What is required: Work through the material below line by line and say how many lines include the word "english". Only the number, please.

Dataset records:
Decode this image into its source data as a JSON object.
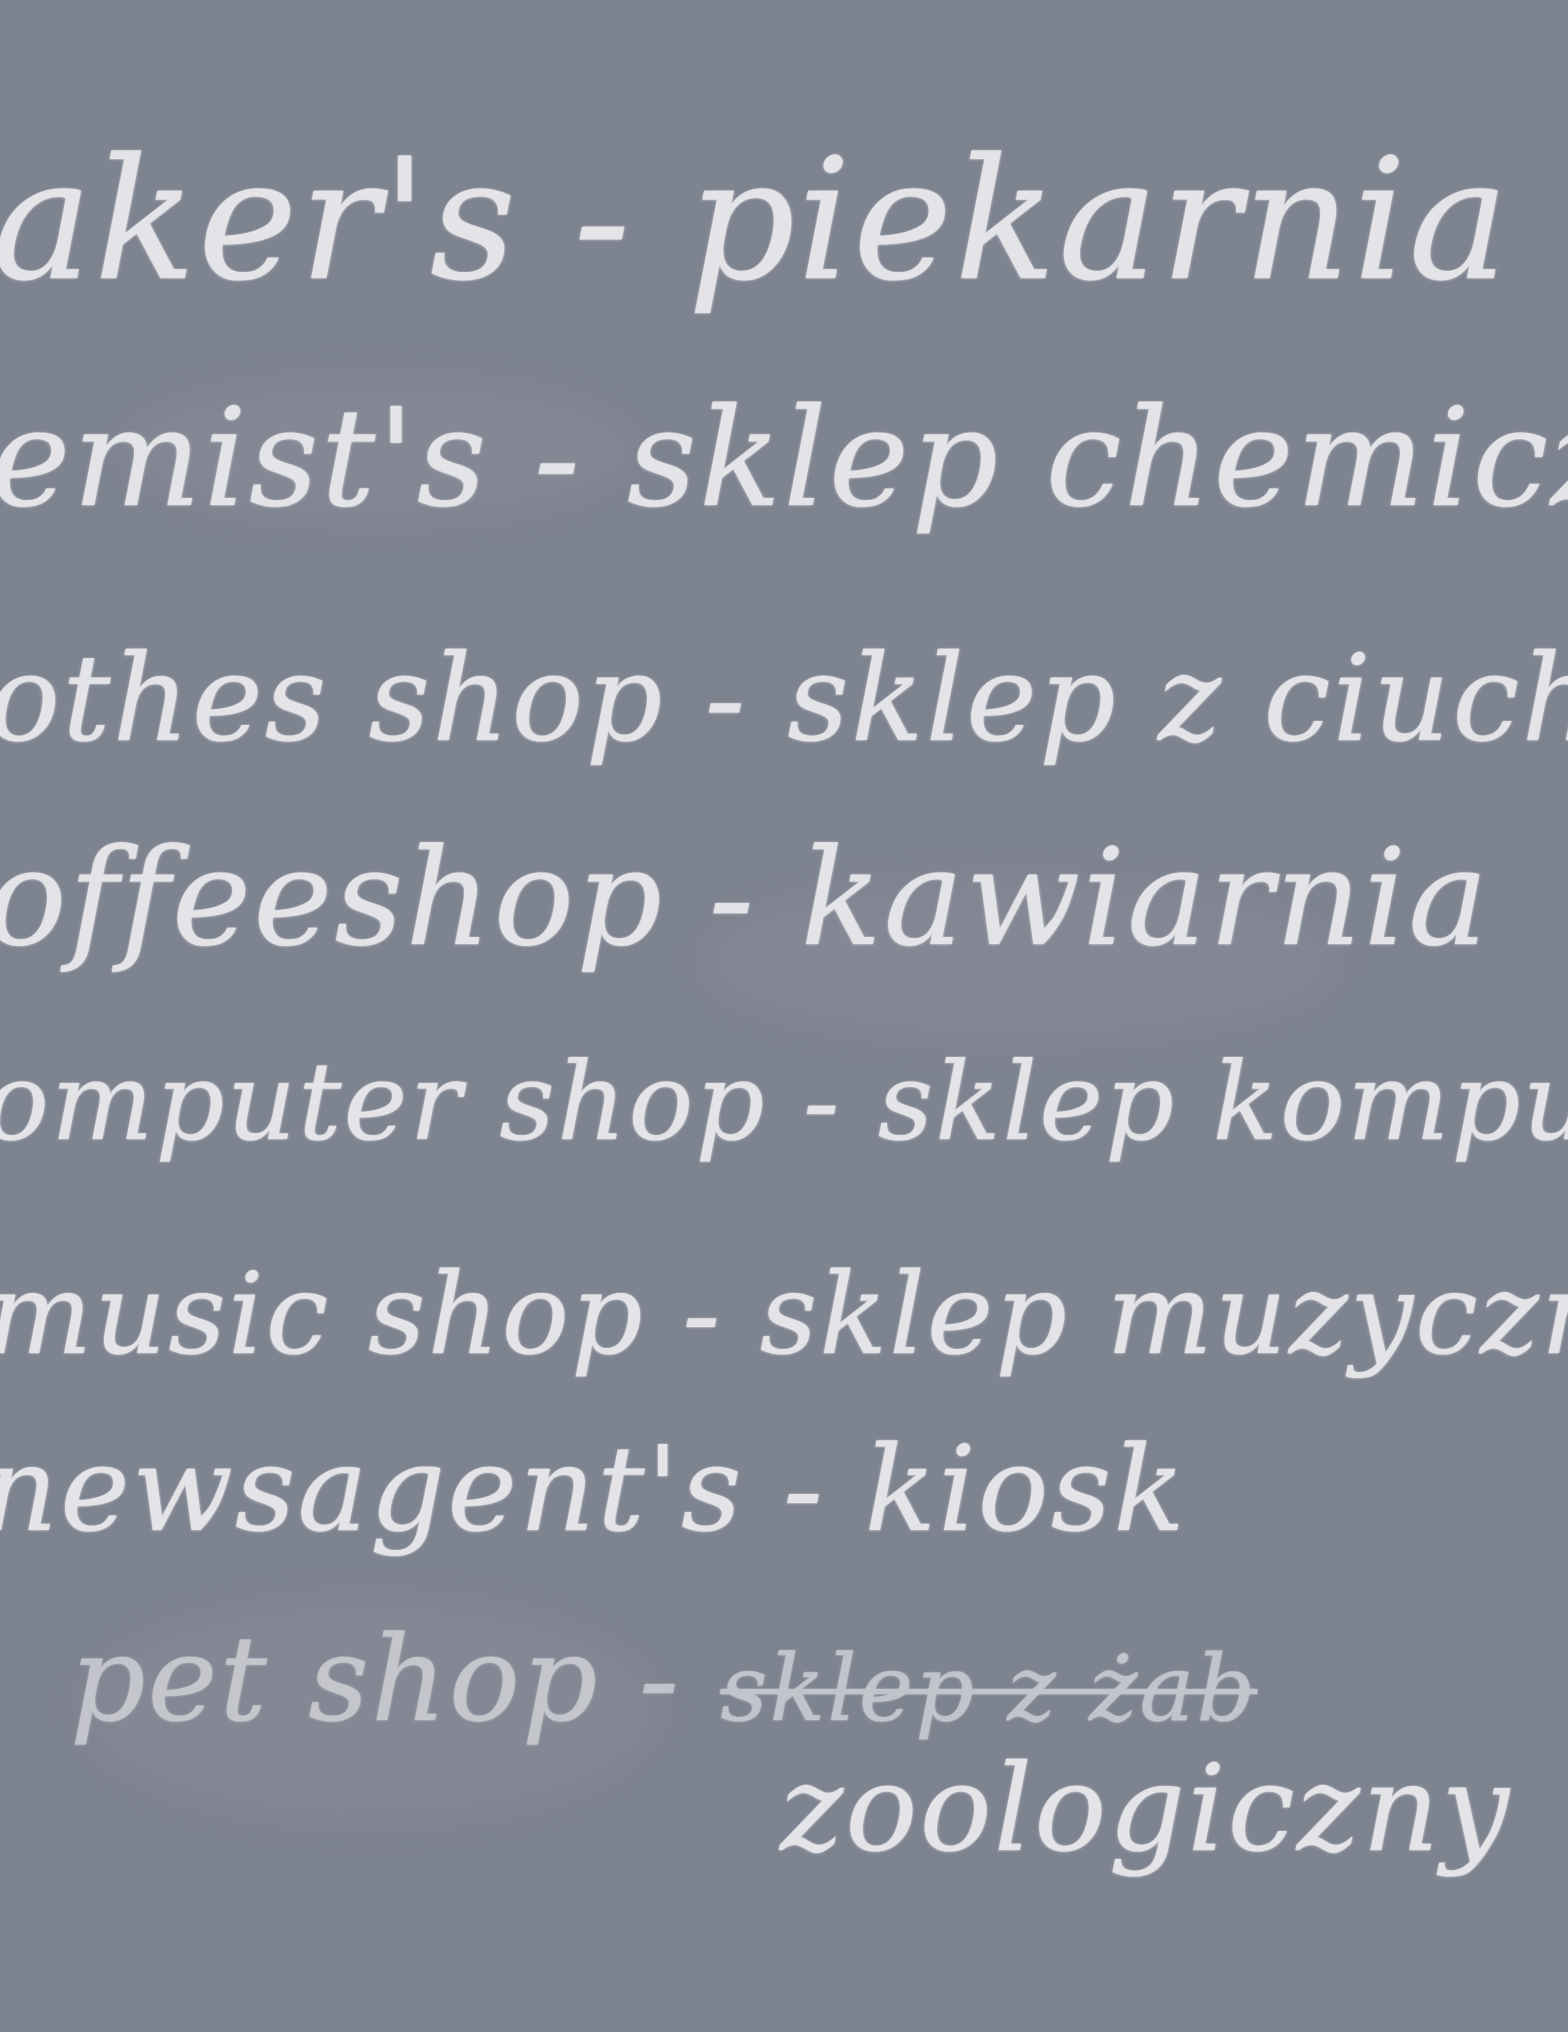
{
  "board": {
    "background": "#7e8390",
    "chalk_color": "#ececef"
  },
  "lines": [
    {
      "english": "aker's",
      "dash": "-",
      "polish": "piekarnia"
    },
    {
      "english": "emist's",
      "dash": "-",
      "polish": "sklep chemiczny"
    },
    {
      "english": "othes shop",
      "dash": "-",
      "polish": "sklep z ciuchami"
    },
    {
      "english": "offeeshop",
      "dash": "-",
      "polish": "kawiarnia"
    },
    {
      "english": "omputer shop",
      "dash": "-",
      "polish": "sklep komputerowy"
    },
    {
      "english": "music shop",
      "dash": "-",
      "polish": "sklep muzyczny"
    },
    {
      "english": "newsagent's",
      "dash": "-",
      "polish": "kiosk"
    },
    {
      "english": "pet shop",
      "dash": "-",
      "polish_crossed_out": "sklep z żab",
      "polish": "zoologiczny"
    }
  ]
}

Your solution: 8